** The problem **
Reproduce the records that follow exactly; any picture among them stays out.

Extracted material START

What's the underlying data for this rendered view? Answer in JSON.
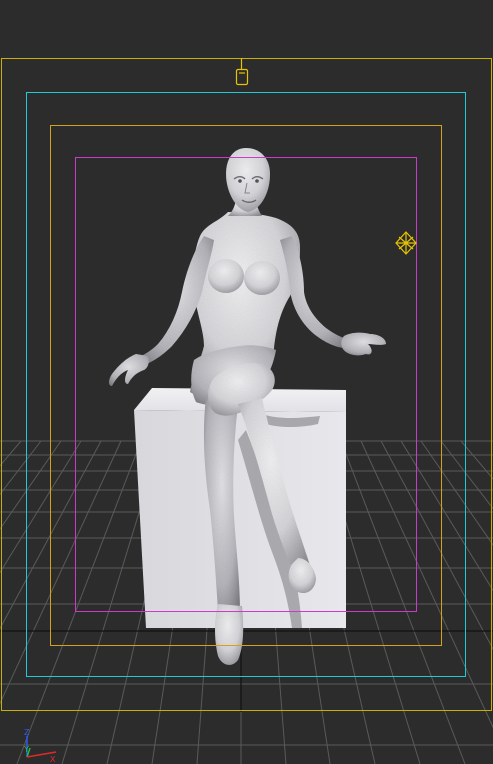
{
  "viewport": {
    "background": "#2c2c2c",
    "grid_color": "#5a5a5a",
    "grid_center_color": "#111111"
  },
  "guides": {
    "render_region_color": "#c8b100",
    "action_safe_color": "#22c9d6",
    "title_safe_color": "#d4a11a",
    "user_safe_color": "#c93cc9"
  },
  "scene": {
    "figure_icon": "seated-woman-figure",
    "pedestal_icon": "box-pedestal",
    "light_icon": "light-gizmo-icon",
    "camera_target_icon": "camera-target-icon"
  },
  "axis_tripod": {
    "z_label": "Z",
    "y_label": "Y",
    "x_label": "X",
    "z_color": "#2a5cff",
    "y_color": "#2fbf3a",
    "x_color": "#e02a2a"
  }
}
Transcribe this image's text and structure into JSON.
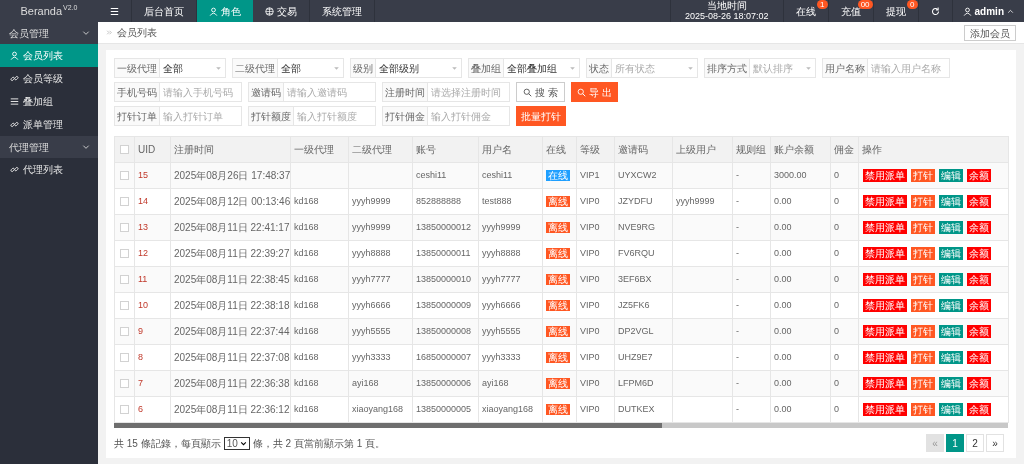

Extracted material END

** Result of this task **
What's the underlying data for this rendered view? Answer in JSON.
{
  "viewport": {
    "background": "#2c2c2c",
    "grid_color": "#5a5a5a",
    "grid_center_color": "#111111"
  },
  "guides": {
    "render_region_color": "#c8b100",
    "action_safe_color": "#22c9d6",
    "title_safe_color": "#d4a11a",
    "user_safe_color": "#c93cc9"
  },
  "scene": {
    "figure_icon": "seated-woman-figure",
    "pedestal_icon": "box-pedestal",
    "light_icon": "light-gizmo-icon",
    "camera_target_icon": "camera-target-icon"
  },
  "axis_tripod": {
    "z_label": "Z",
    "y_label": "Y",
    "x_label": "X",
    "z_color": "#2a5cff",
    "y_color": "#2fbf3a",
    "x_color": "#e02a2a"
  }
}
Transcribe this image's text and structure into JSON.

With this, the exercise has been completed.